Nicole-Reine Lepaute was born in Paris as the daughter of a valet in service of Louise Élisabeth d’Orléans. She would eventually go on to marry Jean-André Lepaute, who was a royal clockmaker in 1749, which would be a formidable decision for her career. Together she and her husband would go on to create a clock with an astronomical function. This clock would then be presented to the French Academy of Science in 1753, which would introduce her to the man, Jérôme Lalande, who recommended her for her most notable work.

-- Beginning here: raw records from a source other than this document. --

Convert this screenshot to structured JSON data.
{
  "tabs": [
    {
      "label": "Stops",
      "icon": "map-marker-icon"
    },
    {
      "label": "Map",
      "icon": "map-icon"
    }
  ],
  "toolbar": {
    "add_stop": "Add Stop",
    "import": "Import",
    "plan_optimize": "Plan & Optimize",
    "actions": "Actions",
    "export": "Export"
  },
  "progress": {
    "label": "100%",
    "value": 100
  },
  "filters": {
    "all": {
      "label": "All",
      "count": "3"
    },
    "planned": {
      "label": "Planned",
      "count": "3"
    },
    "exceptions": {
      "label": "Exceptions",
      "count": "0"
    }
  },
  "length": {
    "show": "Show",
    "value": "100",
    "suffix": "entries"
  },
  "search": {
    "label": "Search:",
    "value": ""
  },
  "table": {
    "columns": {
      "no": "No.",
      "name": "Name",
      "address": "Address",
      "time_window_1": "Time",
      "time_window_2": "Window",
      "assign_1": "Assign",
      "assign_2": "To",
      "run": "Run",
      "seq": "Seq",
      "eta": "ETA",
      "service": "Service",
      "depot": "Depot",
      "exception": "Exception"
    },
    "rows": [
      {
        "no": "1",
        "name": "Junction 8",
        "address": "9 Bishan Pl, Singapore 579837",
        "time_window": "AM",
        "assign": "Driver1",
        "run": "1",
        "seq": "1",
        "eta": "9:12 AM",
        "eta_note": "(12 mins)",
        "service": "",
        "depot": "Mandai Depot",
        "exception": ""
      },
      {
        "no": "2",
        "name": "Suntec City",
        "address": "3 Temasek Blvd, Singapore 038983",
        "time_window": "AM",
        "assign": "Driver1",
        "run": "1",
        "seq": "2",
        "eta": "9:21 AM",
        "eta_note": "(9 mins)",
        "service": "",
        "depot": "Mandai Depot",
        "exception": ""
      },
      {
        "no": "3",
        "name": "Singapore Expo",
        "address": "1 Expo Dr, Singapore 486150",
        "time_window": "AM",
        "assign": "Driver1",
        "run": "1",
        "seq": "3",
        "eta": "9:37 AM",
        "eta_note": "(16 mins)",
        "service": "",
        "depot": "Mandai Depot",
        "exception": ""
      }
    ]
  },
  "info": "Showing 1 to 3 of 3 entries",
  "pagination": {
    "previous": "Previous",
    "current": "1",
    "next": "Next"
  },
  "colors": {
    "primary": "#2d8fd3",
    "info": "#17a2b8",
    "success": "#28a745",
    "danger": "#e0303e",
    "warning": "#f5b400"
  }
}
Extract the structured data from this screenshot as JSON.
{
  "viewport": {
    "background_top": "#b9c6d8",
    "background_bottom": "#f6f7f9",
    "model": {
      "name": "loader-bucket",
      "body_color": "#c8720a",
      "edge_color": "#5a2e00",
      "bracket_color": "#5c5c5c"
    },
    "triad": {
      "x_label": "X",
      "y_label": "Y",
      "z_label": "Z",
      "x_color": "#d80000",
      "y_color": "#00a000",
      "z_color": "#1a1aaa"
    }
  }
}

After seeing the work that Lepatue did on the clock at the French Academy of Science, Lalande would go on to recommend that Lepatue join a team to calculate when Halley’s Comet might return and the attraction of Jupiter and Saturn of the comet. The team presented their conclusion in 1978, and it ended up being very close to when the comet actually arrived. They determined that the comet would arrive again on April 13, 1759, and Halley’s comet actually ended up arriving on March 13, 1759. One of the men on the team refused to recognize Lepatue’s contributions to the work, but Lalande included her recognition in his publication of the finding.
Lalande valued her work so much that he would include her in another team of his in 1759 to calculate the Transit of Venus. She went on to calculate and discover a variety of other astronomical findings in her lifetime. One being in 1762, when she calculated the exact time of a solar eclipse that occurred on April 1, 1762. As well as a number of stars, moons, and planets that would help out astronomers for years to come.
There is both an asteroid and a lunar crater named after Lepatue in recognition of her hard work and advancements in the field of astronomy.